With the Premier League kicking off this season new research highlights the vital role sport plays in supporting men with their mental health struggles
Football is more than just a game they say, and new research released as the new Premier League season kicks off, suggests that the ‘beautiful game’, and sport in general, could be an essential key to better mental health in the UK, specifically with men.
The study, found that for the community watching and playing sport are two of the key activities that help them switch off and avoid anxiety, stress and depression both in and out of work. In an industry heavily populated by males, this is a window into wider opinions of the male workforce in the UK.
of those surveyed said sport, be that watching or participating, is
their key outlet when trying to wind down from work, with football,
rugby, tennis and golf the most popular options;
over a quarter (26%) said exercise plays a vital role too. This
sporting stress relief becomes even more integral considering nearly
half (47%) say it’s a continual struggle to switch off once their day is
The ‘always on’ culture that’s setting in to modern-day workplaces is playing a key role in the number of people suffering from anxiety (24%), depression (21%) and stress (23%) when outside of work. In fact, the average time they’re ‘uncontactable’ by work is just seven hours a week, with a worrying 16% saying they are alert to work pressures 24 hours a day, seven days a week.

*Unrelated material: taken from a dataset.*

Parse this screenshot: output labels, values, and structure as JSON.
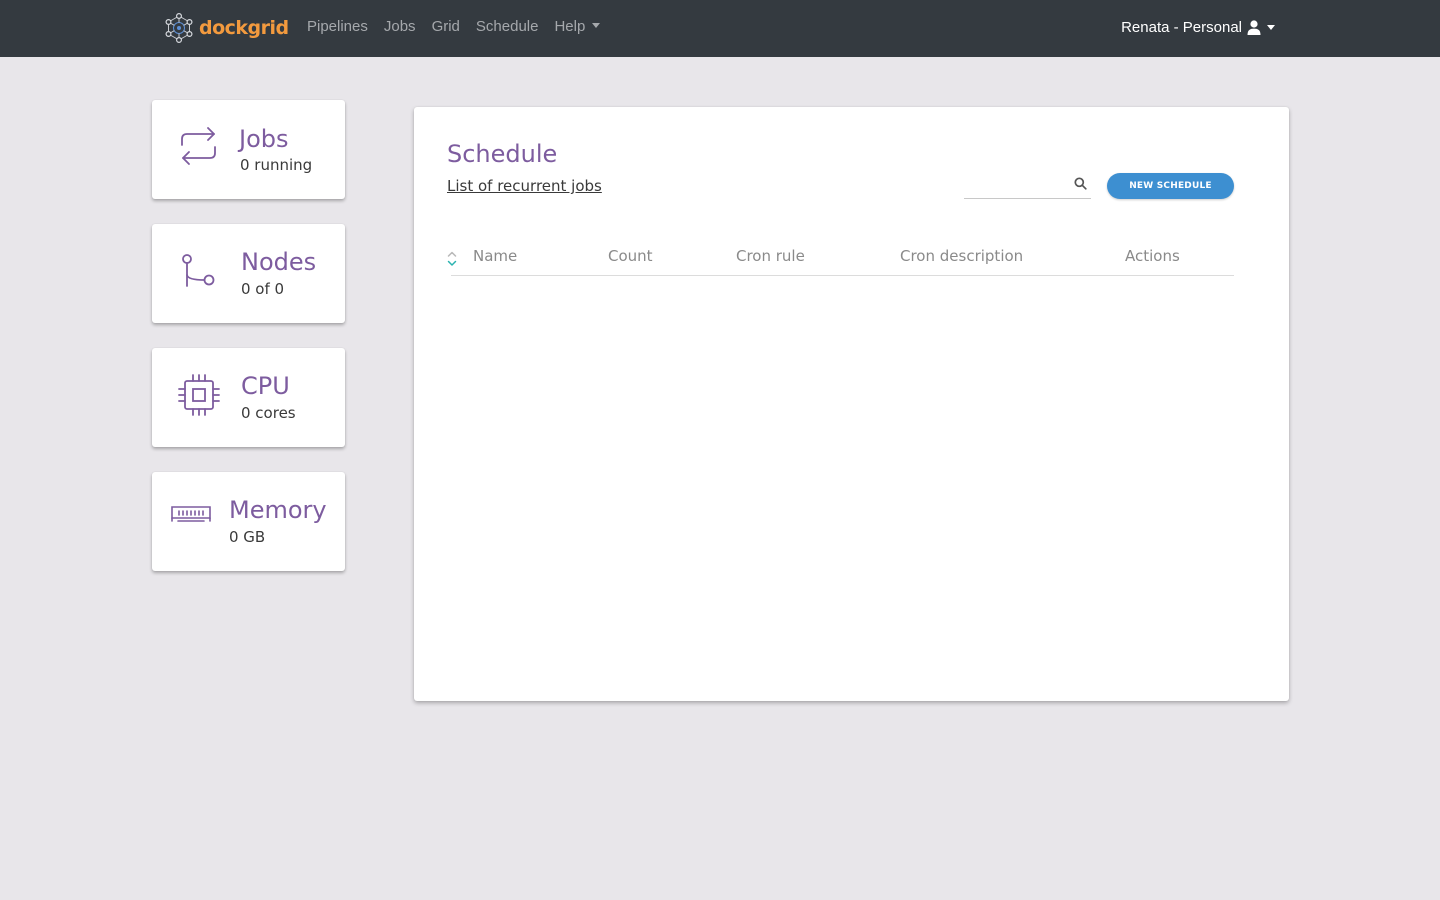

Jason McAteer knows all too well the real-life impacts that not having a specific outlet for those suffering from mental health can have. He’s spoken openly about his struggles with depression and described himself ‘spiraling out of control’. Last year, he laid his story bare in the documentary ‘Through The Storm’, created in conjunction with his former club, Liverpool.